── SOURCE INFORMATION ──

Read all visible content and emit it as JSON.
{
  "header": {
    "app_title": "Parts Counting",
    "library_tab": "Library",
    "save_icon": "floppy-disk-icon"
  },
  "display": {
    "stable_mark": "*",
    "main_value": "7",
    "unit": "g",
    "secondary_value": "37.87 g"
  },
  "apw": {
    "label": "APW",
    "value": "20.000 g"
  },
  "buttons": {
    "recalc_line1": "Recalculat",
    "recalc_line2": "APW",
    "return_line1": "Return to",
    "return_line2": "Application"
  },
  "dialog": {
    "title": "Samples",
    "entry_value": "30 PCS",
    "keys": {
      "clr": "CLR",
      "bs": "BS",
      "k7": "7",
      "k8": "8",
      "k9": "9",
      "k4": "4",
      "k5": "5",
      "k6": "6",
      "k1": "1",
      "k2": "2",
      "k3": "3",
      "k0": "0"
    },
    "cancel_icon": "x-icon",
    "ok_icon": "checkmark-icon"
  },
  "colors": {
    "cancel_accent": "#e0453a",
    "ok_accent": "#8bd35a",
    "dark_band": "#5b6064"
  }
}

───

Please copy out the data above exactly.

Read all visible content and emit it as JSON.
{
  "header": {
    "app_title": "Parts Counting",
    "library_tab": "Library",
    "save_icon": "floppy-disk-icon"
  },
  "display": {
    "stable_mark": "*",
    "main_value": "7",
    "unit": "g",
    "secondary_value": "37.87 g"
  },
  "apw": {
    "label": "APW",
    "value": "20.000 g"
  },
  "buttons": {
    "recalc_line1": "Recalculat",
    "recalc_line2": "APW",
    "return_line1": "Return to",
    "return_line2": "Application"
  },
  "dialog": {
    "title": "Samples",
    "entry_value": "30 PCS",
    "keys": {
      "clr": "CLR",
      "bs": "BS",
      "k7": "7",
      "k8": "8",
      "k9": "9",
      "k4": "4",
      "k5": "5",
      "k6": "6",
      "k1": "1",
      "k2": "2",
      "k3": "3",
      "k0": "0"
    },
    "cancel_icon": "x-icon",
    "ok_icon": "checkmark-icon"
  },
  "colors": {
    "cancel_accent": "#e0453a",
    "ok_accent": "#8bd35a",
    "dark_band": "#5b6064"
  }
}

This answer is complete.